[HOW TO COMPLETE THIS TASK]: Each entry must appear in the answer exactly as it does here.

┌─ DATA SUPPLIED

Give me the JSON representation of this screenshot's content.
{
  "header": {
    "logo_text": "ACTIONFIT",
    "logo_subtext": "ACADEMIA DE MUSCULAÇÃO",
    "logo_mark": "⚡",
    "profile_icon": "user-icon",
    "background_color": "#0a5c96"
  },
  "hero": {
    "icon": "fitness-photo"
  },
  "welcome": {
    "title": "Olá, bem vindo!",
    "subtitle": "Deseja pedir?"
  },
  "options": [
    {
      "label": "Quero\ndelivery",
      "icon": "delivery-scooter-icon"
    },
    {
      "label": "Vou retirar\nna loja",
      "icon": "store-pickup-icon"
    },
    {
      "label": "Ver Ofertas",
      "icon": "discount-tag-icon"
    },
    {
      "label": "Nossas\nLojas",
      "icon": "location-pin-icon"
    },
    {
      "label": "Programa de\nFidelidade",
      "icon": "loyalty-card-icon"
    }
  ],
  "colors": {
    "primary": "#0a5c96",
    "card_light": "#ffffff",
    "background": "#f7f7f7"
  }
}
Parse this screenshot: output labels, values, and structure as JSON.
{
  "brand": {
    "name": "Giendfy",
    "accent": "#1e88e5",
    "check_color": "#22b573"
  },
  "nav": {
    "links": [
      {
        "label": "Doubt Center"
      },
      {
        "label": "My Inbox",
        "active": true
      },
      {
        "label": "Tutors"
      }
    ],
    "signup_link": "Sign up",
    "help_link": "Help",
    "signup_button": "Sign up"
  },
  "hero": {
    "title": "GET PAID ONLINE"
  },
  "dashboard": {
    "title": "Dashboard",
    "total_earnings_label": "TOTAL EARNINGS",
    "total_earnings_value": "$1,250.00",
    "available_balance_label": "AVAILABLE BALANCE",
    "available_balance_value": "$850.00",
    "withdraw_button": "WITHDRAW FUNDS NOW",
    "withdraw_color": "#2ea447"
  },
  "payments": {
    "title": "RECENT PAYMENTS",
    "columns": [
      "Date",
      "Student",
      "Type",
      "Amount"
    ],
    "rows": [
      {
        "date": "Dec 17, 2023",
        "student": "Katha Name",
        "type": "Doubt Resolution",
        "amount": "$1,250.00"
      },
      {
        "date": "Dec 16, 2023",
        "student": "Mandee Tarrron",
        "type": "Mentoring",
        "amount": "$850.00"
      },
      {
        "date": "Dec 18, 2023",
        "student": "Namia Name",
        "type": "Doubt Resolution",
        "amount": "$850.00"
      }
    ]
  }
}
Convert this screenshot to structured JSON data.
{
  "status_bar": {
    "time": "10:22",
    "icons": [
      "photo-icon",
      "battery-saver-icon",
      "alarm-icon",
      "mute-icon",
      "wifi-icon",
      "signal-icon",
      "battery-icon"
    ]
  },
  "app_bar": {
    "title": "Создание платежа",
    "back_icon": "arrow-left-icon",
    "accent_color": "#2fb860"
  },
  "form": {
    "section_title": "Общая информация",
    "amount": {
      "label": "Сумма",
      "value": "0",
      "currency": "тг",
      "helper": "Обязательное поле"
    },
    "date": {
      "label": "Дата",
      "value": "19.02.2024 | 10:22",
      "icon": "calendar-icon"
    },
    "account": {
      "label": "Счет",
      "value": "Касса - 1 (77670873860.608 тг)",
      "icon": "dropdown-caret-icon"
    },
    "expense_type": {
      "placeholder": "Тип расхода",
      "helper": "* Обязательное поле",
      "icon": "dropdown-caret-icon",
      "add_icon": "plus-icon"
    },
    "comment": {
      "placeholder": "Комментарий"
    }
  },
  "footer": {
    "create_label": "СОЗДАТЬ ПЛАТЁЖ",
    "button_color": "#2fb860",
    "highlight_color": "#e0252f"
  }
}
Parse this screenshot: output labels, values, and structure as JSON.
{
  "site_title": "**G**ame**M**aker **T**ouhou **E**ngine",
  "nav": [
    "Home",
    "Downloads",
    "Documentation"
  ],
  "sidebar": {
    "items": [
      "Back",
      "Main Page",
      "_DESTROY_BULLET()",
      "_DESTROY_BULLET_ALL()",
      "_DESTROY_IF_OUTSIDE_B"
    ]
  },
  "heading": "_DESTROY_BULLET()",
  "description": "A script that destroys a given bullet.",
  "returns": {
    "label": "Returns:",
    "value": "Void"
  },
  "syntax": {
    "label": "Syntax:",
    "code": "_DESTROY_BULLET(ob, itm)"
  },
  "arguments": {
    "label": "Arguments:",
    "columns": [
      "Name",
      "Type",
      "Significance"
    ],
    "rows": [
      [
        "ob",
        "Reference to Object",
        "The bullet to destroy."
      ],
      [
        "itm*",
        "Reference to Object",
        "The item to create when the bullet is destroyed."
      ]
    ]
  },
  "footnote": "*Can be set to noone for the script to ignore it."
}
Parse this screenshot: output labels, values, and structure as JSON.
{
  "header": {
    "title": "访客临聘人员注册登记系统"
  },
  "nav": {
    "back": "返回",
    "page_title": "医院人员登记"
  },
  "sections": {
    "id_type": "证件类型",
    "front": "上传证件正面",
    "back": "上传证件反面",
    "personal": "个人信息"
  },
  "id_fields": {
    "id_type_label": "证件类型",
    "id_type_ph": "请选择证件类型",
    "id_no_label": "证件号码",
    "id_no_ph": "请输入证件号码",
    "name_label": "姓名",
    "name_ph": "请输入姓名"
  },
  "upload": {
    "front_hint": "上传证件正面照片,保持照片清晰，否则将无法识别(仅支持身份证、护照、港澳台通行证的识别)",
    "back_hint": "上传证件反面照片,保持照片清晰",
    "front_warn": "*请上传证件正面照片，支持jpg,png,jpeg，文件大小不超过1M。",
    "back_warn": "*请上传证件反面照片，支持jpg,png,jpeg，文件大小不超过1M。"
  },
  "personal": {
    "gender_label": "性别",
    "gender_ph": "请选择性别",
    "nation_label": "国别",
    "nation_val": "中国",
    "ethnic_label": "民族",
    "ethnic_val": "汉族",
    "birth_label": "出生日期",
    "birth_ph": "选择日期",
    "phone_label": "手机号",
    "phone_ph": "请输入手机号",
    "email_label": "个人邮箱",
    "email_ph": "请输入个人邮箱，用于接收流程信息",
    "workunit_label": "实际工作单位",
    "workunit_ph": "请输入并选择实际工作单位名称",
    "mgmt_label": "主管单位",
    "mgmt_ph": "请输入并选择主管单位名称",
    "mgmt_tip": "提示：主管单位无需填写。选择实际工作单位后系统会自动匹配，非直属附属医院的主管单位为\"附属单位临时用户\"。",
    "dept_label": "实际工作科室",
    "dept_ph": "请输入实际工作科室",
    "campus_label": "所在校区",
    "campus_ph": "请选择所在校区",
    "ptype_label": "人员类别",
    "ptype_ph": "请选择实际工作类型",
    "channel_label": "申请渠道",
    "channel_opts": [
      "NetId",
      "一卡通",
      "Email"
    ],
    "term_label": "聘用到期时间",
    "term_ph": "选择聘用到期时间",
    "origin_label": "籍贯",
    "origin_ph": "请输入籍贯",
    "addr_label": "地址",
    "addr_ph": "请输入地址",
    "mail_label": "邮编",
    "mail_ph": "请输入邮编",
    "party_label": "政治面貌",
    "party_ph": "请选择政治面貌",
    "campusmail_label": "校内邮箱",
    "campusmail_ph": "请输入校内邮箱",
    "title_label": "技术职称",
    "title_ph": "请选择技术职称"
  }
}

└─

[SOLUTION BELOW]:
Give me the JSON representation of this screenshot's content.
{
  "header": {
    "logo_text": "ACTIONFIT",
    "logo_subtext": "ACADEMIA DE MUSCULAÇÃO",
    "logo_mark": "⚡",
    "profile_icon": "user-icon",
    "background_color": "#0a5c96"
  },
  "hero": {
    "icon": "fitness-photo"
  },
  "welcome": {
    "title": "Olá, bem vindo!",
    "subtitle": "Deseja pedir?"
  },
  "options": [
    {
      "label": "Quero\ndelivery",
      "icon": "delivery-scooter-icon"
    },
    {
      "label": "Vou retirar\nna loja",
      "icon": "store-pickup-icon"
    },
    {
      "label": "Ver Ofertas",
      "icon": "discount-tag-icon"
    },
    {
      "label": "Nossas\nLojas",
      "icon": "location-pin-icon"
    },
    {
      "label": "Programa de\nFidelidade",
      "icon": "loyalty-card-icon"
    }
  ],
  "colors": {
    "primary": "#0a5c96",
    "card_light": "#ffffff",
    "background": "#f7f7f7"
  }
}
Parse this screenshot: output labels, values, and structure as JSON.
{
  "brand": {
    "name": "Giendfy",
    "accent": "#1e88e5",
    "check_color": "#22b573"
  },
  "nav": {
    "links": [
      {
        "label": "Doubt Center"
      },
      {
        "label": "My Inbox",
        "active": true
      },
      {
        "label": "Tutors"
      }
    ],
    "signup_link": "Sign up",
    "help_link": "Help",
    "signup_button": "Sign up"
  },
  "hero": {
    "title": "GET PAID ONLINE"
  },
  "dashboard": {
    "title": "Dashboard",
    "total_earnings_label": "TOTAL EARNINGS",
    "total_earnings_value": "$1,250.00",
    "available_balance_label": "AVAILABLE BALANCE",
    "available_balance_value": "$850.00",
    "withdraw_button": "WITHDRAW FUNDS NOW",
    "withdraw_color": "#2ea447"
  },
  "payments": {
    "title": "RECENT PAYMENTS",
    "columns": [
      "Date",
      "Student",
      "Type",
      "Amount"
    ],
    "rows": [
      {
        "date": "Dec 17, 2023",
        "student": "Katha Name",
        "type": "Doubt Resolution",
        "amount": "$1,250.00"
      },
      {
        "date": "Dec 16, 2023",
        "student": "Mandee Tarrron",
        "type": "Mentoring",
        "amount": "$850.00"
      },
      {
        "date": "Dec 18, 2023",
        "student": "Namia Name",
        "type": "Doubt Resolution",
        "amount": "$850.00"
      }
    ]
  }
}
Convert this screenshot to structured JSON data.
{
  "status_bar": {
    "time": "10:22",
    "icons": [
      "photo-icon",
      "battery-saver-icon",
      "alarm-icon",
      "mute-icon",
      "wifi-icon",
      "signal-icon",
      "battery-icon"
    ]
  },
  "app_bar": {
    "title": "Создание платежа",
    "back_icon": "arrow-left-icon",
    "accent_color": "#2fb860"
  },
  "form": {
    "section_title": "Общая информация",
    "amount": {
      "label": "Сумма",
      "value": "0",
      "currency": "тг",
      "helper": "Обязательное поле"
    },
    "date": {
      "label": "Дата",
      "value": "19.02.2024 | 10:22",
      "icon": "calendar-icon"
    },
    "account": {
      "label": "Счет",
      "value": "Касса - 1 (77670873860.608 тг)",
      "icon": "dropdown-caret-icon"
    },
    "expense_type": {
      "placeholder": "Тип расхода",
      "helper": "* Обязательное поле",
      "icon": "dropdown-caret-icon",
      "add_icon": "plus-icon"
    },
    "comment": {
      "placeholder": "Комментарий"
    }
  },
  "footer": {
    "create_label": "СОЗДАТЬ ПЛАТЁЖ",
    "button_color": "#2fb860",
    "highlight_color": "#e0252f"
  }
}
Parse this screenshot: output labels, values, and structure as JSON.
{
  "site_title": "**G**ame**M**aker **T**ouhou **E**ngine",
  "nav": [
    "Home",
    "Downloads",
    "Documentation"
  ],
  "sidebar": {
    "items": [
      "Back",
      "Main Page",
      "_DESTROY_BULLET()",
      "_DESTROY_BULLET_ALL()",
      "_DESTROY_IF_OUTSIDE_B"
    ]
  },
  "heading": "_DESTROY_BULLET()",
  "description": "A script that destroys a given bullet.",
  "returns": {
    "label": "Returns:",
    "value": "Void"
  },
  "syntax": {
    "label": "Syntax:",
    "code": "_DESTROY_BULLET(ob, itm)"
  },
  "arguments": {
    "label": "Arguments:",
    "columns": [
      "Name",
      "Type",
      "Significance"
    ],
    "rows": [
      [
        "ob",
        "Reference to Object",
        "The bullet to destroy."
      ],
      [
        "itm*",
        "Reference to Object",
        "The item to create when the bullet is destroyed."
      ]
    ]
  },
  "footnote": "*Can be set to noone for the script to ignore it."
}
Parse this screenshot: output labels, values, and structure as JSON.
{
  "header": {
    "title": "访客临聘人员注册登记系统"
  },
  "nav": {
    "back": "返回",
    "page_title": "医院人员登记"
  },
  "sections": {
    "id_type": "证件类型",
    "front": "上传证件正面",
    "back": "上传证件反面",
    "personal": "个人信息"
  },
  "id_fields": {
    "id_type_label": "证件类型",
    "id_type_ph": "请选择证件类型",
    "id_no_label": "证件号码",
    "id_no_ph": "请输入证件号码",
    "name_label": "姓名",
    "name_ph": "请输入姓名"
  },
  "upload": {
    "front_hint": "上传证件正面照片,保持照片清晰，否则将无法识别(仅支持身份证、护照、港澳台通行证的识别)",
    "back_hint": "上传证件反面照片,保持照片清晰",
    "front_warn": "*请上传证件正面照片，支持jpg,png,jpeg，文件大小不超过1M。",
    "back_warn": "*请上传证件反面照片，支持jpg,png,jpeg，文件大小不超过1M。"
  },
  "personal": {
    "gender_label": "性别",
    "gender_ph": "请选择性别",
    "nation_label": "国别",
    "nation_val": "中国",
    "ethnic_label": "民族",
    "ethnic_val": "汉族",
    "birth_label": "出生日期",
    "birth_ph": "选择日期",
    "phone_label": "手机号",
    "phone_ph": "请输入手机号",
    "email_label": "个人邮箱",
    "email_ph": "请输入个人邮箱，用于接收流程信息",
    "workunit_label": "实际工作单位",
    "workunit_ph": "请输入并选择实际工作单位名称",
    "mgmt_label": "主管单位",
    "mgmt_ph": "请输入并选择主管单位名称",
    "mgmt_tip": "提示：主管单位无需填写。选择实际工作单位后系统会自动匹配，非直属附属医院的主管单位为\"附属单位临时用户\"。",
    "dept_label": "实际工作科室",
    "dept_ph": "请输入实际工作科室",
    "campus_label": "所在校区",
    "campus_ph": "请选择所在校区",
    "ptype_label": "人员类别",
    "ptype_ph": "请选择实际工作类型",
    "channel_label": "申请渠道",
    "channel_opts": [
      "NetId",
      "一卡通",
      "Email"
    ],
    "term_label": "聘用到期时间",
    "term_ph": "选择聘用到期时间",
    "origin_label": "籍贯",
    "origin_ph": "请输入籍贯",
    "addr_label": "地址",
    "addr_ph": "请输入地址",
    "mail_label": "邮编",
    "mail_ph": "请输入邮编",
    "party_label": "政治面貌",
    "party_ph": "请选择政治面貌",
    "campusmail_label": "校内邮箱",
    "campusmail_ph": "请输入校内邮箱",
    "title_label": "技术职称",
    "title_ph": "请选择技术职称"
  }
}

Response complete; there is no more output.